(WHNT) — Republican Katie Britt made history on Tuesday night, becoming the first woman elected to the U.S. Senate from Alabama. However, two other women served in the upper chamber before her — they were just appointed instead.

Dixie Bibb Graves and Maryon Pittman Allen were also history makers in Alabama politics, just in a different way.

Graves became the first woman ever to represent Alabama in the U.S. Senate in 1937. Graves, known as “Miss Dixie” around the state, was appointed by her husband, then-Governor Bibb Graves, after Hugo Black resigned to take a seat on the U.S. Supreme Court.

Graves served for just five months.

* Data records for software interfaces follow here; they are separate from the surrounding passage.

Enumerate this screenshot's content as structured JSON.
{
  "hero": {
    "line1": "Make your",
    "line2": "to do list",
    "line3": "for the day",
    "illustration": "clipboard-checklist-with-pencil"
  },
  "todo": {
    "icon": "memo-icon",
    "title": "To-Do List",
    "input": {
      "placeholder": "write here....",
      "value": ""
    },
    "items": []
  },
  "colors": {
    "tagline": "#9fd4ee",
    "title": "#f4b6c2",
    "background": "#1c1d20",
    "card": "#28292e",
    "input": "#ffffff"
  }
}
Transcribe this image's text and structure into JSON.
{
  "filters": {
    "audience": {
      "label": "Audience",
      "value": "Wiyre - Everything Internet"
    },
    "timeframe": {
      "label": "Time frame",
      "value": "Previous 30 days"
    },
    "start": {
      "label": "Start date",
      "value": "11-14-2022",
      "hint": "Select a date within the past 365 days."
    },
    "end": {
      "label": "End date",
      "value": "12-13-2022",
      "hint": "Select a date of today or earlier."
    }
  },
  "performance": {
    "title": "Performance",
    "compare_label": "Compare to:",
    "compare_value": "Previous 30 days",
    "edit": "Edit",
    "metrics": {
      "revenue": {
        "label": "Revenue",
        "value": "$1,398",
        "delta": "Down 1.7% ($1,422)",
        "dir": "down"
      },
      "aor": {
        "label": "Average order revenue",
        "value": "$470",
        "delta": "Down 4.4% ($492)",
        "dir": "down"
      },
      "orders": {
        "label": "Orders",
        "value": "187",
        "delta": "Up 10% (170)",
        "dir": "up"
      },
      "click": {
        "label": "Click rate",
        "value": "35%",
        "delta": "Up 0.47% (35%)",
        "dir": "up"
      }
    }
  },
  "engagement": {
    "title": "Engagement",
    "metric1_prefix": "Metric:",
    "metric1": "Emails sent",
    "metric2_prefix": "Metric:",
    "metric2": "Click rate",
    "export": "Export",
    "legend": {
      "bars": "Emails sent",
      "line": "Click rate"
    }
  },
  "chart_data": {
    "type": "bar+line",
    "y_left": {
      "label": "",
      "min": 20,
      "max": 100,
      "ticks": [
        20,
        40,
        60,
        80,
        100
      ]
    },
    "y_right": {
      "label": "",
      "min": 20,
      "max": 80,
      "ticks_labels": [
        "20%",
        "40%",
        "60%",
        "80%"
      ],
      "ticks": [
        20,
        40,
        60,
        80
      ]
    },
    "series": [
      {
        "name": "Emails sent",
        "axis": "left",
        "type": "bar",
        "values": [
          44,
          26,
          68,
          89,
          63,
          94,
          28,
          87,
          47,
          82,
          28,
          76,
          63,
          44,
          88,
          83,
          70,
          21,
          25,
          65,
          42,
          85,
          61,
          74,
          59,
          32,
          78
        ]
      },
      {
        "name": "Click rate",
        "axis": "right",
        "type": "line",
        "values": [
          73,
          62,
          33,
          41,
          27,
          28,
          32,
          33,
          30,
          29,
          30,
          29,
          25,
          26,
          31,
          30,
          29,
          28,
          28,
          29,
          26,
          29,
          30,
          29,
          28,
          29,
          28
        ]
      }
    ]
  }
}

According to the Encyclopedia of Alabama, Graves was picked from a field of possible candidates but Governor Graves opted against any of those to “favor none of the possible candidates over any other.” Dixie Graves, a Democrat, was also a reliable “Yes” vote for President Franklin D. Roosevelt’s agenda in the interim.

As far as accomplishments during her short tenure, Graves became the first woman to chair the U.S. Senate and introduced a “Peace Bill,” a piece of legislation that would’ve drafted both men and women during wartime.

Graves was succeeded in the U.S. Senate by Lister Hill, who served until 1969.

It would be almost 40 years before another woman would represent the Yellowhammer State. Once again, she was a Democrat, appointed, and served for five months.

Maryon Pittman Allen was appointed to the seat held by her husband, James Allen, after his death in 1978. She served from June of that year until November. However, the difference between Allen and Graves is that Allen actively tried to run for a full term in the seat.

According to the Encyclopedia of Alabama, the special election for the seat was set for November 1978, and Allen announced her intent to run. Allen received 44% of the vote in the Democratic primary, but lost to Donald Stewart in a runoff.

Allen’s most notable vote in the U.S. Senate was one that allowed states to ratify the Equal Rights Amendment.

Graves and Allen died in 1965 and 2018, respectively.

Since Allen’s tenure, no woman has represented Alabama in the U.S. Senate. When Katie Britt takes office on January 2, 2023, she will be the first woman in more than a generation to represent the state.

Britt said in her victory speech Tuesday night, “You’re going to see headlines about me being the first woman elected to this position… You will hear I’m the youngest Republican elected to the U.S. Senate or the only Republican woman with school-age children.”

“I want you to know I understand how much these milestones carry, but it was our motto ‘Alabama First’,” Britt said. “I’m here to tell you it was not a campaign slogan, it was a promise.”

To see the rest of the results from Tuesday night’s midterm election in Alabama, click here.